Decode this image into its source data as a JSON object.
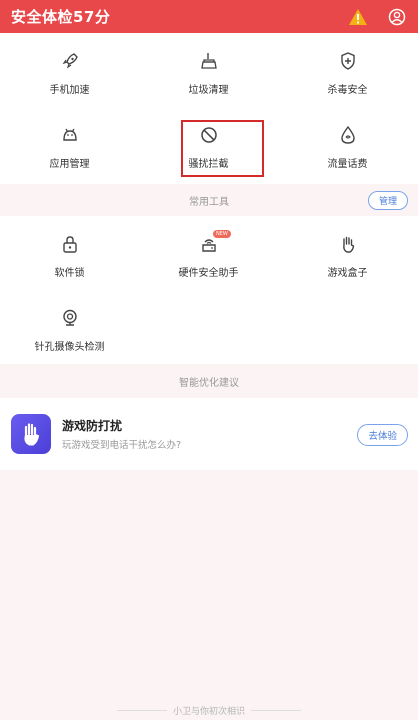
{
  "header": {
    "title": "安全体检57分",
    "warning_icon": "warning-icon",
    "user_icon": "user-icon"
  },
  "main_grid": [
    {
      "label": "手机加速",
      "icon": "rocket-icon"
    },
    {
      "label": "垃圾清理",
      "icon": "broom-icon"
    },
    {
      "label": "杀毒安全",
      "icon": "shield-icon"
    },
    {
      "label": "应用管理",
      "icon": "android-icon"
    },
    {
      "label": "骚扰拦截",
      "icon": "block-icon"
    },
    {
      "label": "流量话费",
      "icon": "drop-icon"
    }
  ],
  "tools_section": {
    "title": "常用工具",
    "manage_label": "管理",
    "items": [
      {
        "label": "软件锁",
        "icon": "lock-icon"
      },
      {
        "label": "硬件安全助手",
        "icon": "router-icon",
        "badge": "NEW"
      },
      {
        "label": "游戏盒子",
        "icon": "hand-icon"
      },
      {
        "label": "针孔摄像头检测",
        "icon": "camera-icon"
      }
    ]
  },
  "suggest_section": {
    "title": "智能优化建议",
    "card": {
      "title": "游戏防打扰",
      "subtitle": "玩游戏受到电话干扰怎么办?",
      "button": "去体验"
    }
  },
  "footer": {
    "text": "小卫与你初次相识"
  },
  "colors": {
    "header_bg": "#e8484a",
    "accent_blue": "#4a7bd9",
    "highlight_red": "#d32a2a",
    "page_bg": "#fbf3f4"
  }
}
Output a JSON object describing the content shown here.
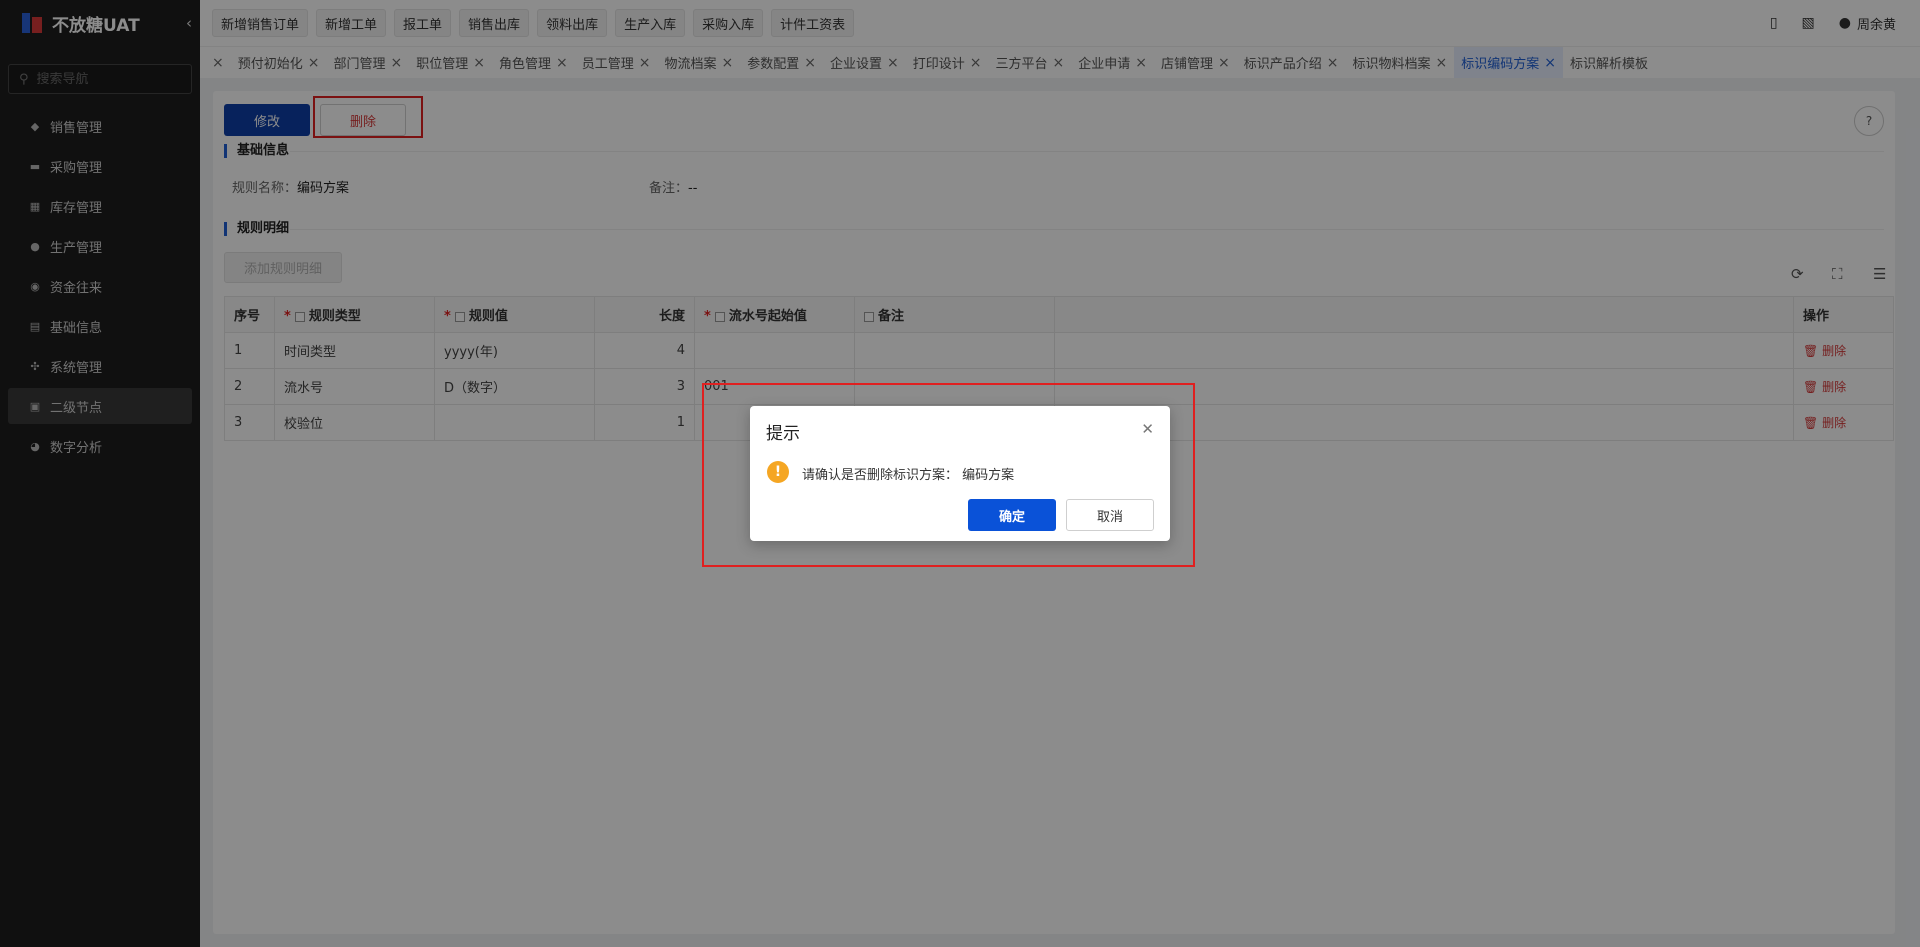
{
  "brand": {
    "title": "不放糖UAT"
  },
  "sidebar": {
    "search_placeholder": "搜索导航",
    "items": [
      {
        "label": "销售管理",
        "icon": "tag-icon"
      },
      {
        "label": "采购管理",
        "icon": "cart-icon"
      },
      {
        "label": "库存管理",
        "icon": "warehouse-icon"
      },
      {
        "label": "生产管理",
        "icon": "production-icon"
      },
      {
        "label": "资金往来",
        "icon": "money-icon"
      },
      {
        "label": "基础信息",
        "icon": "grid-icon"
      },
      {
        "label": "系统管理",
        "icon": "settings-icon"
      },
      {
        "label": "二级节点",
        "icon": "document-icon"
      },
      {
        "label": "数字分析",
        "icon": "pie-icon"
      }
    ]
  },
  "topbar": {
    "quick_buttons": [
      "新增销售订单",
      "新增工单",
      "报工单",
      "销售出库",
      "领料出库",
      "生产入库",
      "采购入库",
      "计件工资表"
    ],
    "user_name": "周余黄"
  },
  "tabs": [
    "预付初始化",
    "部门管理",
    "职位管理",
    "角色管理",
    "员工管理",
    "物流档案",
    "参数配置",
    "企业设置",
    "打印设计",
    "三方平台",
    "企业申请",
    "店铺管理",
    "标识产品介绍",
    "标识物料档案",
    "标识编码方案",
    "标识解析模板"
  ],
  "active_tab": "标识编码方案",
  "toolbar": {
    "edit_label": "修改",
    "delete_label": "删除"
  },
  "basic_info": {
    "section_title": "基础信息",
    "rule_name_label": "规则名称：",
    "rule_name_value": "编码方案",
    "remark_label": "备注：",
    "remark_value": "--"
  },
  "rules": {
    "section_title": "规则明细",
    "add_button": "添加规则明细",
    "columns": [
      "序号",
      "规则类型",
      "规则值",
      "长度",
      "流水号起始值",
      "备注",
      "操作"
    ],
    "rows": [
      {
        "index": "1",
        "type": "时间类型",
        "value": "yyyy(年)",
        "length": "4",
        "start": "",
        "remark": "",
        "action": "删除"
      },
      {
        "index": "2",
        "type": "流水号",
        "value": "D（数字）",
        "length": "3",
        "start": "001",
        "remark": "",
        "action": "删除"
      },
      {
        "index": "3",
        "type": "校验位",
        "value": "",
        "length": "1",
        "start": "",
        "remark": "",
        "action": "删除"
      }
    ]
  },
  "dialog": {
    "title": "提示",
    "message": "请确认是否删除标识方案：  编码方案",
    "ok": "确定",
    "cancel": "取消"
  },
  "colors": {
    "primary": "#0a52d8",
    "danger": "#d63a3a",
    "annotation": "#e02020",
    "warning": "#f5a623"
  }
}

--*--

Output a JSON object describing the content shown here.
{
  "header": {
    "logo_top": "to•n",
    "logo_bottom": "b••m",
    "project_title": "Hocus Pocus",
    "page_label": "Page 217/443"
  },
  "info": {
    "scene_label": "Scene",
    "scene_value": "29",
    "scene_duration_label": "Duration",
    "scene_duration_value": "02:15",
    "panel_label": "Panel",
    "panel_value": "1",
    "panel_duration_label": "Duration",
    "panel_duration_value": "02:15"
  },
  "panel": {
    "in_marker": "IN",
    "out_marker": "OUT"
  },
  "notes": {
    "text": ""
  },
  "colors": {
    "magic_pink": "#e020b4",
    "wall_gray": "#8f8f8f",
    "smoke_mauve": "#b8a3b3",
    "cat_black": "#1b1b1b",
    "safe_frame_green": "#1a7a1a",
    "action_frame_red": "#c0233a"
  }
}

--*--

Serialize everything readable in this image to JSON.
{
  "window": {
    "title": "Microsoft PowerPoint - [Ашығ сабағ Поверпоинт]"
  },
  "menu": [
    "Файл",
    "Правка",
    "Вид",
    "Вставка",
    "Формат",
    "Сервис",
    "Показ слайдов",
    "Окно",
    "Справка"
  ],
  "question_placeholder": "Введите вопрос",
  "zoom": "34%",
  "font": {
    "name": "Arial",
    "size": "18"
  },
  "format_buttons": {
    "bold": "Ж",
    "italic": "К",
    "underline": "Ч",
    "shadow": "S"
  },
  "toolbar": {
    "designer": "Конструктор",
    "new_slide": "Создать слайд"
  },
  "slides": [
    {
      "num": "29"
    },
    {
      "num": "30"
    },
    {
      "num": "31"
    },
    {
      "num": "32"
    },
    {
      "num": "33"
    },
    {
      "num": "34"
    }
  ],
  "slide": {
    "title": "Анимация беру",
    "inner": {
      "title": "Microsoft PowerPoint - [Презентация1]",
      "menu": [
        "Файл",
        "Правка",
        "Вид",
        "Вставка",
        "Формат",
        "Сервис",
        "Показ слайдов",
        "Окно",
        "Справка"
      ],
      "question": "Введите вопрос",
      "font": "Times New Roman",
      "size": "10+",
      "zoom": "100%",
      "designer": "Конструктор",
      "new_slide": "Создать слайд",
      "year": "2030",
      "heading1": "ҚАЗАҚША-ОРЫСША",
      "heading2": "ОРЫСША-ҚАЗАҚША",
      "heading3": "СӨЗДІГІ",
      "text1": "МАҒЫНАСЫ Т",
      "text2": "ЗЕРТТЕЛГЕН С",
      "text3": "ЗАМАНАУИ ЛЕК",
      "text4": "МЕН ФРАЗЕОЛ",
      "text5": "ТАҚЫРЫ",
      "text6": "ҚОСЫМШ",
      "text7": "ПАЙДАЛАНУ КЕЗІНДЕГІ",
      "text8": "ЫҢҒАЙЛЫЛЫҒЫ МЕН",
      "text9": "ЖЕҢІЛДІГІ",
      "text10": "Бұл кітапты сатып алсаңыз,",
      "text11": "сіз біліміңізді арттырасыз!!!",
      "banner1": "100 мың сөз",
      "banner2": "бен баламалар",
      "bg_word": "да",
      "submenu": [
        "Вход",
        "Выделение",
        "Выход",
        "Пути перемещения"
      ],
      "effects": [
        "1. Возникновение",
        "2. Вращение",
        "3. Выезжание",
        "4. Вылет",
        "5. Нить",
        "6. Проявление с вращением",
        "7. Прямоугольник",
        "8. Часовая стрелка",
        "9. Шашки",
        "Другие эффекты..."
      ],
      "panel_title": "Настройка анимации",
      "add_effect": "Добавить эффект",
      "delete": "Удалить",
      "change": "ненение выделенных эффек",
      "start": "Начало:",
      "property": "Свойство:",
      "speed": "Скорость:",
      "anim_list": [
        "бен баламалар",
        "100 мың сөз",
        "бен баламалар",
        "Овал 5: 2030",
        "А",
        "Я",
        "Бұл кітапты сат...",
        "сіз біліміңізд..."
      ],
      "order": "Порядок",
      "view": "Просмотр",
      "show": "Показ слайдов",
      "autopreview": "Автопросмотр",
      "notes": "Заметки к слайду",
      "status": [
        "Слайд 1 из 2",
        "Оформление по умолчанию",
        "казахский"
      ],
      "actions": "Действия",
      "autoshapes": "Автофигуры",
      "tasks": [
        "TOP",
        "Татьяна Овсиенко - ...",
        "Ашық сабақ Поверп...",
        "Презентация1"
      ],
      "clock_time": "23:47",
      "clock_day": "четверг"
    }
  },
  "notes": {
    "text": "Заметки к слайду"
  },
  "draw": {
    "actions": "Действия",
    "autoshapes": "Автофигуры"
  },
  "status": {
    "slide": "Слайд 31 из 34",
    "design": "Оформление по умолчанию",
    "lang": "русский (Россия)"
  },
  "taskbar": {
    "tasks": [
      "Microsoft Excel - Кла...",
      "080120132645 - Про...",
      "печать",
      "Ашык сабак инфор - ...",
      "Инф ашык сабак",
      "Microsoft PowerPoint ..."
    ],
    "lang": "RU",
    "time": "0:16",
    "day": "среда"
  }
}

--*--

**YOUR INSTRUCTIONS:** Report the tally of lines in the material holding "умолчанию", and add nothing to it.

**WRITTEN RESPONSE:** 2